» **Work to be completed**
Reproduce the listing that follows in full. Omit its images.

***** Supplied records

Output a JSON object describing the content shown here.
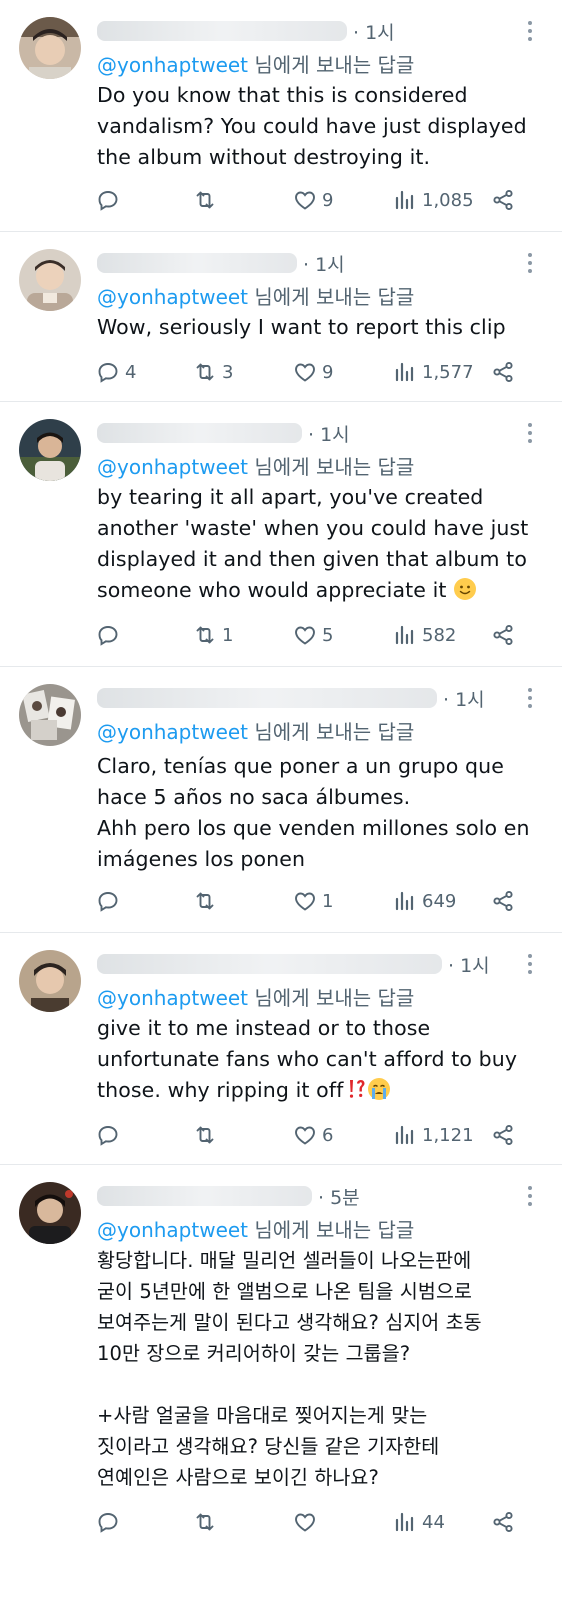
{
  "reply_prefix": "님에게 보내는 답글",
  "tweets": [
    {
      "time": "1시",
      "reply_to": "@yonhaptweet",
      "text": "Do you know that this is considered\nvandalism? You could have just displayed\nthe album without destroying it.",
      "replies": "",
      "retweets": "",
      "likes": "9",
      "views": "1,085"
    },
    {
      "time": "1시",
      "reply_to": "@yonhaptweet",
      "text": "Wow, seriously I want to report this clip",
      "replies": "4",
      "retweets": "3",
      "likes": "9",
      "views": "1,577"
    },
    {
      "time": "1시",
      "reply_to": "@yonhaptweet",
      "text": "by tearing it all apart, you've created\nanother 'waste' when you could have just\ndisplayed it and then given that album to\nsomeone who would appreciate it",
      "emoji_after": "slightly-smiling-face-emoji",
      "replies": "",
      "retweets": "1",
      "likes": "5",
      "views": "582"
    },
    {
      "time": "1시",
      "reply_to": "@yonhaptweet",
      "text": "Claro, tenías que poner a un grupo que\nhace 5 años no saca álbumes.\nAhh pero los que venden millones solo en\nimágenes los ponen",
      "replies": "",
      "retweets": "",
      "likes": "1",
      "views": "649"
    },
    {
      "time": "1시",
      "reply_to": "@yonhaptweet",
      "text": "give it to me instead or to those\nunfortunate fans who can't afford to buy\nthose. why ripping it off",
      "emoji_after": "interrobang-crying-emoji",
      "replies": "",
      "retweets": "",
      "likes": "6",
      "views": "1,121"
    },
    {
      "time": "5분",
      "reply_to": "@yonhaptweet",
      "text": "황당합니다. 매달 밀리언 셀러들이 나오는판에\n굳이 5년만에 한 앨범으로 나온 팀을 시범으로\n보여주는게 말이 된다고 생각해요? 심지어 초동\n10만 장으로 커리어하이 갖는 그룹을?\n\n+사람 얼굴을 마음대로 찢어지는게 맞는\n짓이라고 생각해요? 당신들 같은 기자한테\n연예인은 사람으로 보이긴 하나요?",
      "replies": "",
      "retweets": "",
      "likes": "",
      "views": "44"
    }
  ],
  "colors": {
    "accent": "#1d9bf0",
    "secondary_text": "#536471",
    "primary_text": "#0f1419",
    "divider": "#e6e9ec"
  }
}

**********

» **Task result**
Output a JSON object describing the content shown here.
{
  "reply_prefix": "님에게 보내는 답글",
  "tweets": [
    {
      "time": "1시",
      "reply_to": "@yonhaptweet",
      "text": "Do you know that this is considered\nvandalism? You could have just displayed\nthe album without destroying it.",
      "replies": "",
      "retweets": "",
      "likes": "9",
      "views": "1,085"
    },
    {
      "time": "1시",
      "reply_to": "@yonhaptweet",
      "text": "Wow, seriously I want to report this clip",
      "replies": "4",
      "retweets": "3",
      "likes": "9",
      "views": "1,577"
    },
    {
      "time": "1시",
      "reply_to": "@yonhaptweet",
      "text": "by tearing it all apart, you've created\nanother 'waste' when you could have just\ndisplayed it and then given that album to\nsomeone who would appreciate it",
      "emoji_after": "slightly-smiling-face-emoji",
      "replies": "",
      "retweets": "1",
      "likes": "5",
      "views": "582"
    },
    {
      "time": "1시",
      "reply_to": "@yonhaptweet",
      "text": "Claro, tenías que poner a un grupo que\nhace 5 años no saca álbumes.\nAhh pero los que venden millones solo en\nimágenes los ponen",
      "replies": "",
      "retweets": "",
      "likes": "1",
      "views": "649"
    },
    {
      "time": "1시",
      "reply_to": "@yonhaptweet",
      "text": "give it to me instead or to those\nunfortunate fans who can't afford to buy\nthose. why ripping it off",
      "emoji_after": "interrobang-crying-emoji",
      "replies": "",
      "retweets": "",
      "likes": "6",
      "views": "1,121"
    },
    {
      "time": "5분",
      "reply_to": "@yonhaptweet",
      "text": "황당합니다. 매달 밀리언 셀러들이 나오는판에\n굳이 5년만에 한 앨범으로 나온 팀을 시범으로\n보여주는게 말이 된다고 생각해요? 심지어 초동\n10만 장으로 커리어하이 갖는 그룹을?\n\n+사람 얼굴을 마음대로 찢어지는게 맞는\n짓이라고 생각해요? 당신들 같은 기자한테\n연예인은 사람으로 보이긴 하나요?",
      "replies": "",
      "retweets": "",
      "likes": "",
      "views": "44"
    }
  ],
  "colors": {
    "accent": "#1d9bf0",
    "secondary_text": "#536471",
    "primary_text": "#0f1419",
    "divider": "#e6e9ec"
  }
}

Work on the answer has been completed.